“I’ve never been there and I love to take the guys to places I’ve never been just for experience reasons. I thought, well, this is a great opportunity to play one of the best teams in the country and compete on a national stage on the opening weekend. I always like doing that.

“I really think it’s a great opportunity for us … to get to another part of the country and compete.”

The Dukes opened at Florida State last season and were swept in a three-game series, although they didn’t struggle to score runs with a combined run total of 34-18, including 17-10 in the finale.

James Madison brings back a solid array of veteran hitters and pitchers. Arkansas Coach Dave Van Horn said he is impressed by looking at the Dukes’ stats and video.

“This is a team that last year hit right at almost .300,” Van Horn said, referencing the Dukes’ .298 team batting average. “Won a lot of games. They’re competitive and I don’t feel like they would have scheduled to come here a couple years ago if they didn’t feel good about what they had in their program at the time and also what’s coming in to start the season on the road a long way from home like this.”

Ikenberry said the weather conditions in northwestern Virginia this spring have been productive.

“I tell you what, this preseason is probably the best we’ve had in 20 years in Virginia,” he said. “We’ve been extremely lucky. We haven’t been inside as much as we’ve been in year’s past. That can be kind of a little catch-22. We’re getting ready to play a 56-game schedule and you’ve got three weeks to get [preseason practices] in, and there’s a lot to put in front of these kids in a short amount of time.”

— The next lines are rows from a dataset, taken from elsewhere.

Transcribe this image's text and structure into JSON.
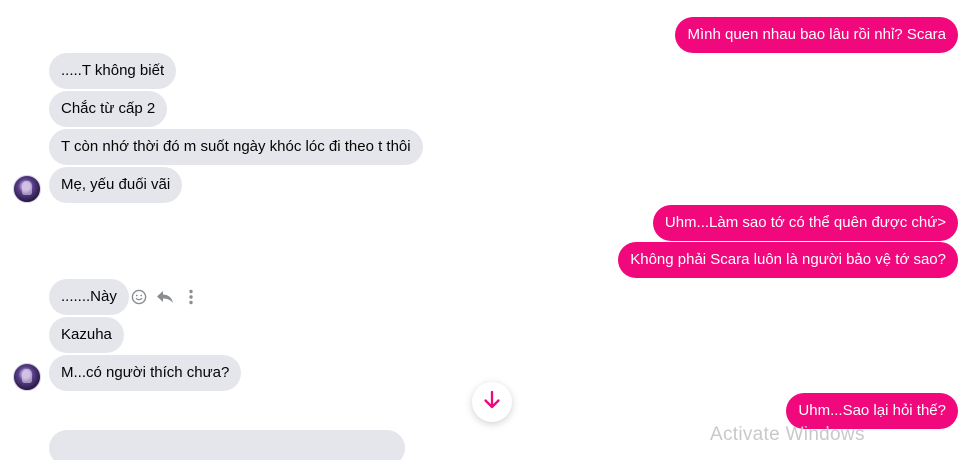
{
  "thread": {
    "outgoing": [
      {
        "text": "Mình quen nhau bao lâu rồi nhỉ? Scara"
      },
      {
        "text": "Uhm...Làm sao tớ có thể quên được chứ>"
      },
      {
        "text": "Không phải Scara luôn là người bảo vệ tớ sao?"
      },
      {
        "text": "Uhm...Sao lại hỏi thế?"
      }
    ],
    "incoming_group_1": [
      {
        "text": ".....T không biết"
      },
      {
        "text": "Chắc từ cấp 2"
      },
      {
        "text": "T còn nhớ thời đó m suốt ngày khóc lóc đi theo t thôi"
      },
      {
        "text": "Mẹ, yếu đuối vãi"
      }
    ],
    "incoming_group_2": [
      {
        "text": ".......Này"
      },
      {
        "text": "Kazuha"
      },
      {
        "text": "M...có người thích chưa?"
      }
    ]
  },
  "message_actions": {
    "icons": [
      "smiley-react-icon",
      "reply-icon",
      "more-options-icon"
    ]
  },
  "scroll_to_bottom": {
    "icon": "arrow-down-icon",
    "color": "#f0087c"
  },
  "colors": {
    "outgoing_bubble": "#f0087c",
    "incoming_bubble": "#e4e6eb"
  },
  "overlay": {
    "watermark": "Activate Windows"
  }
}
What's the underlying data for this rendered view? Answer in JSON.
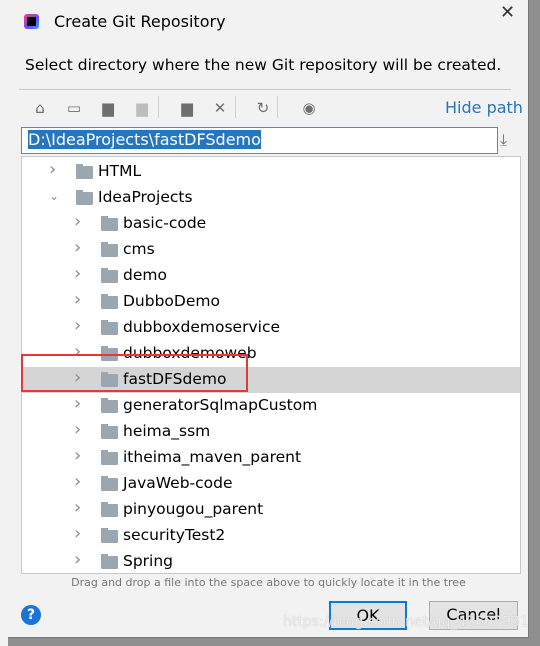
{
  "dialog": {
    "title": "Create Git Repository",
    "description": "Select directory where the new Git repository will be created.",
    "close_icon": "close-icon"
  },
  "toolbar": {
    "icons": [
      "home-icon",
      "desktop-icon",
      "project-folder-icon",
      "module-folder-icon",
      "new-folder-icon",
      "delete-icon",
      "refresh-icon",
      "show-hidden-icon"
    ],
    "hide_path": "Hide path"
  },
  "path": {
    "value": "D:\\IdeaProjects\\fastDFSdemo"
  },
  "tree": {
    "items": [
      {
        "label": "HTML",
        "level": 0,
        "expanded": false
      },
      {
        "label": "IdeaProjects",
        "level": 0,
        "expanded": true
      },
      {
        "label": "basic-code",
        "level": 1
      },
      {
        "label": "cms",
        "level": 1
      },
      {
        "label": "demo",
        "level": 1
      },
      {
        "label": "DubboDemo",
        "level": 1
      },
      {
        "label": "dubboxdemoservice",
        "level": 1
      },
      {
        "label": "dubboxdemoweb",
        "level": 1
      },
      {
        "label": "fastDFSdemo",
        "level": 1,
        "selected": true
      },
      {
        "label": "generatorSqlmapCustom",
        "level": 1
      },
      {
        "label": "heima_ssm",
        "level": 1
      },
      {
        "label": "itheima_maven_parent",
        "level": 1
      },
      {
        "label": "JavaWeb-code",
        "level": 1
      },
      {
        "label": "pinyougou_parent",
        "level": 1
      },
      {
        "label": "securityTest2",
        "level": 1
      },
      {
        "label": "Spring",
        "level": 1
      }
    ]
  },
  "hint": "Drag and drop a file into the space above to quickly locate it in the tree",
  "buttons": {
    "ok": "OK",
    "cancel": "Cancel"
  },
  "watermark": "https://blog.csdn.net/qq_43603931",
  "colors": {
    "accent": "#2675bf",
    "highlight": "#e03a3a",
    "selection": "#d5d5d5"
  }
}
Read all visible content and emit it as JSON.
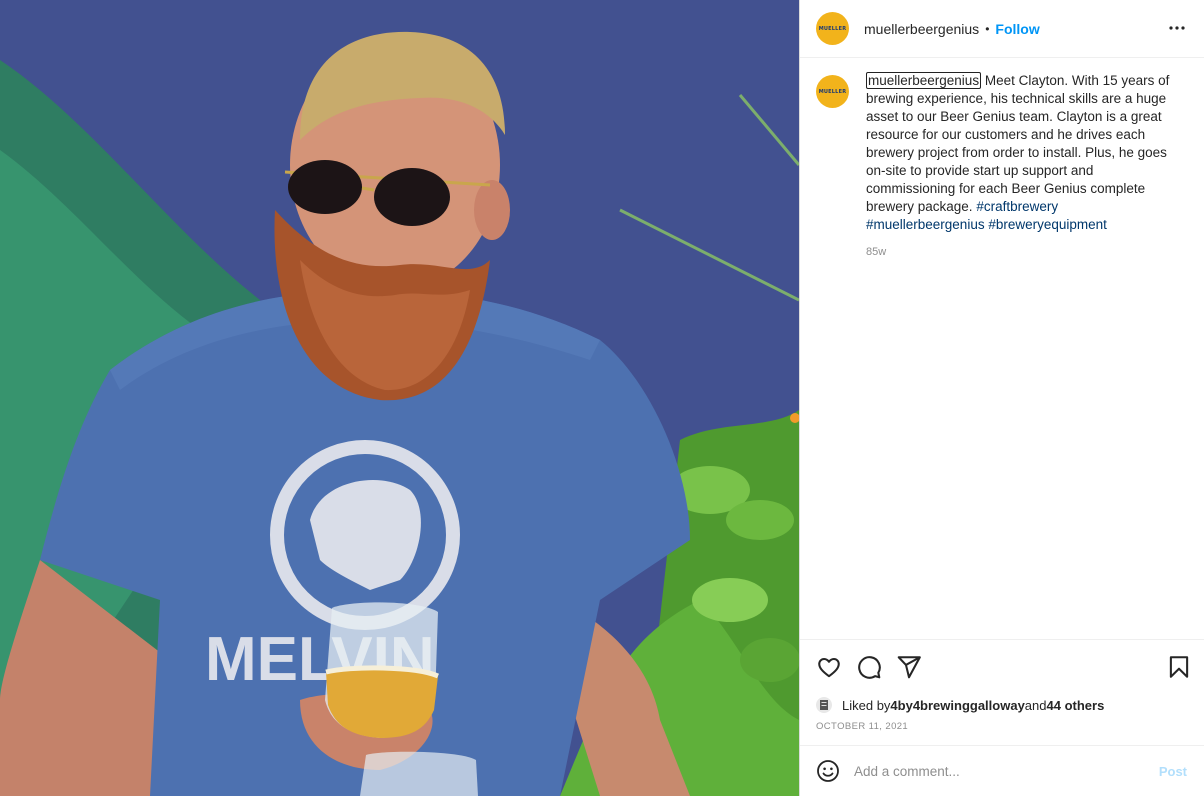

Ikenberry said he and his staff debated whether to agree to a four-game set or go with the more standard three-game series.

“We talked about it and we always look up this time of year and miss mid-week games because of the weather and Arkansas was in the same boat,” Ikenberry said. “So we looked at it and we’re going, ‘OK, let’s play four games and spend some more time that weekend.’ Now, looking back on it, I kind of wish I wouldn’t have.

“But it’s a great experience for our club to play. … I really think it’s a great opportunity for us, being in the Sun Belt Conference, to get to another part of the country and compete.”

Ikenberry said he’s watched a little bit of video on Arkansas hitters.

“I know they’ve got a lot of really good players up and down the lineup and every pitch and every out is going to be a challenge,” he said. “We know they’re talented and they’re going to do a lot of different things. They produce a well-balanced lineup, which, when you’re third in the country, you’re going to have a well-balanced lineup.”